*WORK TO BE COMPLETED*
Find the string "JSON" in the records. Copy every line it appears in.
*** Begin section ***
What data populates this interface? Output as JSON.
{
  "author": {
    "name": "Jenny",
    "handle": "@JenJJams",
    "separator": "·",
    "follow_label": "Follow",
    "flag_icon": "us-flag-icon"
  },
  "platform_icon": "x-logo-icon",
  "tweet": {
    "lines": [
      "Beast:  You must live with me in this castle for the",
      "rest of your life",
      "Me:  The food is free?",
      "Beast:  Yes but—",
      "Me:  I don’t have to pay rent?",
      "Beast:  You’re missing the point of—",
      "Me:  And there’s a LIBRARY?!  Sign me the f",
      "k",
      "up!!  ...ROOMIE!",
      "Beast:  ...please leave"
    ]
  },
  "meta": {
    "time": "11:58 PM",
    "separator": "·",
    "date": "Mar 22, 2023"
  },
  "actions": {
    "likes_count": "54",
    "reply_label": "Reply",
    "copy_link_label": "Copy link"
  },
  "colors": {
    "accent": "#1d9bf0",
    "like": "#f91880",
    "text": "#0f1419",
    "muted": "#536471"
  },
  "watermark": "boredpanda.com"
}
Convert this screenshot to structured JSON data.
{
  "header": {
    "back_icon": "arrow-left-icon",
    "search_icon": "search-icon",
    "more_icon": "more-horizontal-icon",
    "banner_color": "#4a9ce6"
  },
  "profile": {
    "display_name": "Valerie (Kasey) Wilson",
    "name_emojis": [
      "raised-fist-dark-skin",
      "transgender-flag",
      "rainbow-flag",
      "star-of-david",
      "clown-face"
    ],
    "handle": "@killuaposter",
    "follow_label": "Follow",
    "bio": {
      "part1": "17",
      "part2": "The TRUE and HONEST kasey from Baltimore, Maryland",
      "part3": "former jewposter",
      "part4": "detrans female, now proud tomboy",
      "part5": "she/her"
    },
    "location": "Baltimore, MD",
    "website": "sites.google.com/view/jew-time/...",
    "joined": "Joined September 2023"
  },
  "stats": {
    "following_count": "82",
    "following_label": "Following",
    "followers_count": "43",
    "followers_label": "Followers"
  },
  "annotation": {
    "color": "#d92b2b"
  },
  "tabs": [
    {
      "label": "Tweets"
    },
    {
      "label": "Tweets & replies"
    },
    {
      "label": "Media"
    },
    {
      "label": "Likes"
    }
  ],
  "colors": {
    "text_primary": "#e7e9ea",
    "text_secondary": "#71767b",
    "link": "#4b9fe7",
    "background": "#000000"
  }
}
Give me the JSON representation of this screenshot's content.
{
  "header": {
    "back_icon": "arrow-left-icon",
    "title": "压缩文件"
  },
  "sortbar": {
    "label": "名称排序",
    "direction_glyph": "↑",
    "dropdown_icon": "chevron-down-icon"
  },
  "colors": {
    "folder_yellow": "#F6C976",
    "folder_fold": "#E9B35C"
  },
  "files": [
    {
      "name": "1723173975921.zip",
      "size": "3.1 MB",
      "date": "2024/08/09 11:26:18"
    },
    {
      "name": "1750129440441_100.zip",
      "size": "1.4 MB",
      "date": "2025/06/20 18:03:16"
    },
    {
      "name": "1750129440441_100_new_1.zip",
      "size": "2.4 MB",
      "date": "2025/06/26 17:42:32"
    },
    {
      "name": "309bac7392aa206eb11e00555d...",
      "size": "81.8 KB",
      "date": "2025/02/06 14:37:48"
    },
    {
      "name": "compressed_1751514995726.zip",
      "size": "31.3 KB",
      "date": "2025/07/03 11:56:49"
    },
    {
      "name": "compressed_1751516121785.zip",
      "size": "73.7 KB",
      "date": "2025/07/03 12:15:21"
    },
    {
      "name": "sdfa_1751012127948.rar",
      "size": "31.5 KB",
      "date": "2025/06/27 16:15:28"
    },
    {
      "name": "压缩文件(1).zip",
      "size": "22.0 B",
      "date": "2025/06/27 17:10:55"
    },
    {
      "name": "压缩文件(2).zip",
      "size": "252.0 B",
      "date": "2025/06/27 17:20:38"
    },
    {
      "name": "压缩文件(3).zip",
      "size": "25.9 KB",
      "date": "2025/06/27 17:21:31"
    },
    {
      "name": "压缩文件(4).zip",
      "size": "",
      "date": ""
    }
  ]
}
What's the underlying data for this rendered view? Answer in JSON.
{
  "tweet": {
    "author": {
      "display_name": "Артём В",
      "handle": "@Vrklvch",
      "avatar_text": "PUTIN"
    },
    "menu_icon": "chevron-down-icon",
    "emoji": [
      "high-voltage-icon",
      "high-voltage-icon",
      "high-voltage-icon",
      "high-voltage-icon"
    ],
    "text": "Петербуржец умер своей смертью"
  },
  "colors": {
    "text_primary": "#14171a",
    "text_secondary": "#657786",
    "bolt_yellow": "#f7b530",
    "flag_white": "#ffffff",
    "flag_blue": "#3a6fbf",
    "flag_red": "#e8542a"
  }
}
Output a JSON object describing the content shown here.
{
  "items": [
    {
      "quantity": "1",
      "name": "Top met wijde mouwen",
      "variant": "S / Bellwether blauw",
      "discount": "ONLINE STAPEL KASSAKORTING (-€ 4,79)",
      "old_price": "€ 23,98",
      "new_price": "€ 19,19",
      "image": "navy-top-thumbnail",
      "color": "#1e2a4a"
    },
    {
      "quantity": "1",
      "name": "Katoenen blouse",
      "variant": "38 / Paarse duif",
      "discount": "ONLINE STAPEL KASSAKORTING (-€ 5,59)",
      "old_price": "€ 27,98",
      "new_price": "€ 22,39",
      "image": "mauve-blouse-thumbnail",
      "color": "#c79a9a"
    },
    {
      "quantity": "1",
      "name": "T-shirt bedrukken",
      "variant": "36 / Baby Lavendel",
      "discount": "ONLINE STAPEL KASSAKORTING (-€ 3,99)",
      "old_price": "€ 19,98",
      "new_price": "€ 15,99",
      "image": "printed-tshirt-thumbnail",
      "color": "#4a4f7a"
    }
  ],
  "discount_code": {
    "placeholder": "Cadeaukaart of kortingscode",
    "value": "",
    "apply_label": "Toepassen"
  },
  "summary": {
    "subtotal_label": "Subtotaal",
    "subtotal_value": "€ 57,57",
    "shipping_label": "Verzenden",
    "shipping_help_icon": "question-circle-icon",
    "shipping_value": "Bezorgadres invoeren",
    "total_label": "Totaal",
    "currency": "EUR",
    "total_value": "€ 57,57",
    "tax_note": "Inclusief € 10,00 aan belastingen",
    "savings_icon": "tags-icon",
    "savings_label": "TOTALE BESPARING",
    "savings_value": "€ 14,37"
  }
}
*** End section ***
*ANSWER TO THIS TASK*
What data populates this interface? Output as JSON.
Convert this screenshot to structured JSON data.
Give me the JSON representation of this screenshot's content.
What's the underlying data for this rendered view? Answer in JSON.
Output a JSON object describing the content shown here.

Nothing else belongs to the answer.